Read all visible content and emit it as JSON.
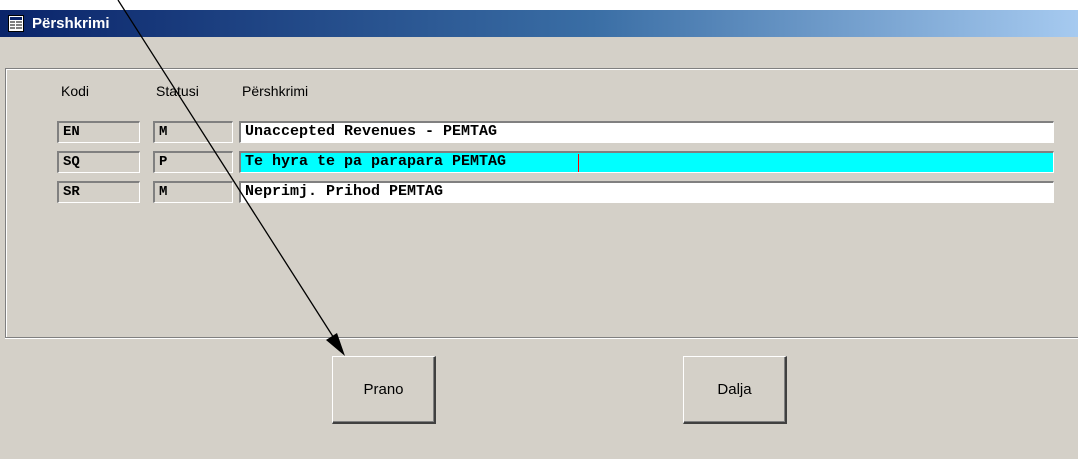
{
  "window": {
    "title": "Përshkrimi",
    "icon": "form-document-icon"
  },
  "table": {
    "headers": {
      "code": "Kodi",
      "status": "Statusi",
      "description": "Përshkrimi"
    },
    "rows": [
      {
        "code": "EN",
        "status": "M",
        "description": "Unaccepted Revenues - PEMTAG",
        "highlight": false
      },
      {
        "code": "SQ",
        "status": "P",
        "description": "Te hyra te pa parapara PEMTAG",
        "highlight": true
      },
      {
        "code": "SR",
        "status": "M",
        "description": "Neprimj. Prihod PEMTAG",
        "highlight": false
      }
    ]
  },
  "buttons": {
    "accept": "Prano",
    "exit": "Dalja"
  },
  "annotation": {
    "type": "arrow",
    "description": "pointer to accept button"
  },
  "colors": {
    "highlight_row": "#00ffff",
    "caret": "#ff0000",
    "titlebar_start": "#0a246a",
    "titlebar_end": "#a6caf0"
  }
}
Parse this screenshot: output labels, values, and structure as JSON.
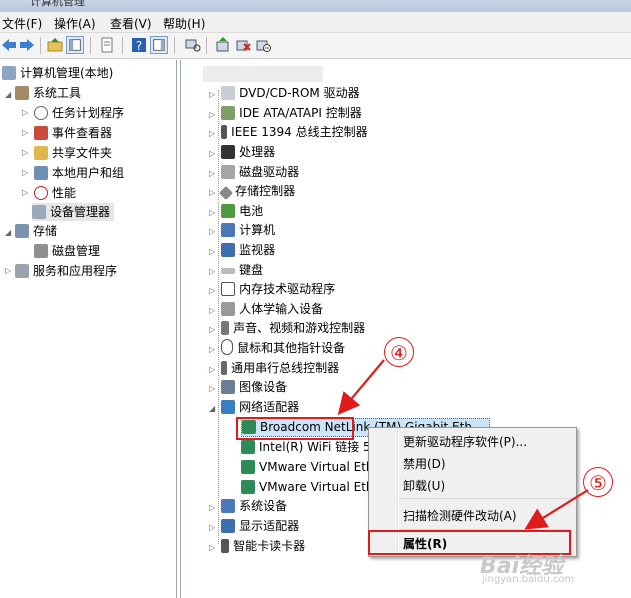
{
  "window": {
    "title": "计算机管理"
  },
  "menu": {
    "items": [
      "文件(F)",
      "操作(A)",
      "查看(V)",
      "帮助(H)"
    ]
  },
  "tree": {
    "root": "计算机管理(本地)",
    "items": [
      "系统工具",
      "任务计划程序",
      "事件查看器",
      "共享文件夹",
      "本地用户和组",
      "性能",
      "设备管理器",
      "存储",
      "磁盘管理",
      "服务和应用程序"
    ]
  },
  "devices": {
    "items": [
      "DVD/CD-ROM 驱动器",
      "IDE ATA/ATAPI 控制器",
      "IEEE 1394 总线主控制器",
      "处理器",
      "磁盘驱动器",
      "存储控制器",
      "电池",
      "计算机",
      "监视器",
      "键盘",
      "内存技术驱动程序",
      "人体学输入设备",
      "声音、视频和游戏控制器",
      "鼠标和其他指针设备",
      "通用串行总线控制器",
      "图像设备",
      "网络适配器"
    ],
    "adapters": [
      "Broadcom NetLink (TM) Gigabit Eth...",
      "Intel(R) WiFi 链接 5",
      "VMware Virtual Eth",
      "VMware Virtual Eth"
    ],
    "after": [
      "系统设备",
      "显示适配器",
      "智能卡读卡器"
    ]
  },
  "context_menu": {
    "update": "更新驱动程序软件(P)...",
    "disable": "禁用(D)",
    "uninstall": "卸载(U)",
    "scan": "扫描检测硬件改动(A)",
    "properties": "属性(R)"
  },
  "annotations": {
    "four": "④",
    "five": "⑤"
  },
  "watermark": {
    "text": "Bai经验",
    "sub": "jingyan.baidu.com"
  },
  "colors": {
    "annotation_red": "#e01b1b"
  }
}
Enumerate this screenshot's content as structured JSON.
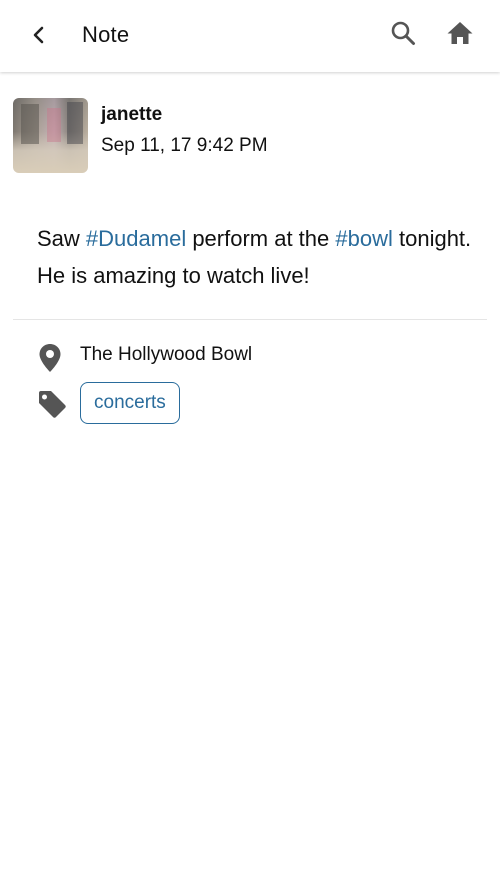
{
  "header": {
    "title": "Note",
    "back_icon": "chevron-left-icon",
    "search_icon": "search-icon",
    "home_icon": "home-icon"
  },
  "post": {
    "author": "janette",
    "timestamp": "Sep 11, 17 9:42 PM",
    "body": {
      "part1": "Saw ",
      "hashtag1": "#Dudamel",
      "part2": " perform at the ",
      "hashtag2": "#bowl",
      "part3": " tonight. He is amazing to watch live!"
    },
    "location": "The Hollywood Bowl",
    "tags": [
      "concerts"
    ]
  },
  "colors": {
    "accent": "#2a6c9c",
    "text": "#111111",
    "icon": "#555555",
    "divider": "#e5e5e5"
  }
}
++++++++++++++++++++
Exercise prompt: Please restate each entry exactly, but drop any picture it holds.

Exercise answer:
Read all visible content and emit it as JSON.
{
  "window": {
    "title": "Përshkrimi",
    "icon": "form-document-icon"
  },
  "table": {
    "headers": {
      "code": "Kodi",
      "status": "Statusi",
      "description": "Përshkrimi"
    },
    "rows": [
      {
        "code": "EN",
        "status": "M",
        "description": "Unaccepted Revenues - PEMTAG",
        "highlight": false
      },
      {
        "code": "SQ",
        "status": "P",
        "description": "Te hyra te pa parapara PEMTAG",
        "highlight": true
      },
      {
        "code": "SR",
        "status": "M",
        "description": "Neprimj. Prihod PEMTAG",
        "highlight": false
      }
    ]
  },
  "buttons": {
    "accept": "Prano",
    "exit": "Dalja"
  },
  "annotation": {
    "type": "arrow",
    "description": "pointer to accept button"
  },
  "colors": {
    "highlight_row": "#00ffff",
    "caret": "#ff0000",
    "titlebar_start": "#0a246a",
    "titlebar_end": "#a6caf0"
  }
}
Parse this screenshot: output labels, values, and structure as JSON.
{
  "window": {
    "title": "计算机管理"
  },
  "menu": {
    "items": [
      "文件(F)",
      "操作(A)",
      "查看(V)",
      "帮助(H)"
    ]
  },
  "tree": {
    "root": "计算机管理(本地)",
    "items": [
      "系统工具",
      "任务计划程序",
      "事件查看器",
      "共享文件夹",
      "本地用户和组",
      "性能",
      "设备管理器",
      "存储",
      "磁盘管理",
      "服务和应用程序"
    ]
  },
  "devices": {
    "items": [
      "DVD/CD-ROM 驱动器",
      "IDE ATA/ATAPI 控制器",
      "IEEE 1394 总线主控制器",
      "处理器",
      "磁盘驱动器",
      "存储控制器",
      "电池",
      "计算机",
      "监视器",
      "键盘",
      "内存技术驱动程序",
      "人体学输入设备",
      "声音、视频和游戏控制器",
      "鼠标和其他指针设备",
      "通用串行总线控制器",
      "图像设备",
      "网络适配器"
    ],
    "adapters": [
      "Broadcom NetLink (TM) Gigabit Eth...",
      "Intel(R) WiFi 链接 5",
      "VMware Virtual Eth",
      "VMware Virtual Eth"
    ],
    "after": [
      "系统设备",
      "显示适配器",
      "智能卡读卡器"
    ]
  },
  "context_menu": {
    "update": "更新驱动程序软件(P)...",
    "disable": "禁用(D)",
    "uninstall": "卸载(U)",
    "scan": "扫描检测硬件改动(A)",
    "properties": "属性(R)"
  },
  "annotations": {
    "four": "④",
    "five": "⑤"
  },
  "watermark": {
    "text": "Bai经验",
    "sub": "jingyan.baidu.com"
  },
  "colors": {
    "annotation_red": "#e01b1b"
  }
}
Enumerate this screenshot's content as structured JSON.
{
  "header": {
    "title": "Note",
    "back_icon": "chevron-left-icon",
    "search_icon": "search-icon",
    "home_icon": "home-icon"
  },
  "post": {
    "author": "janette",
    "timestamp": "Sep 11, 17 9:42 PM",
    "body": {
      "part1": "Saw ",
      "hashtag1": "#Dudamel",
      "part2": " perform at the ",
      "hashtag2": "#bowl",
      "part3": " tonight. He is amazing to watch live!"
    },
    "location": "The Hollywood Bowl",
    "tags": [
      "concerts"
    ]
  },
  "colors": {
    "accent": "#2a6c9c",
    "text": "#111111",
    "icon": "#555555",
    "divider": "#e5e5e5"
  }
}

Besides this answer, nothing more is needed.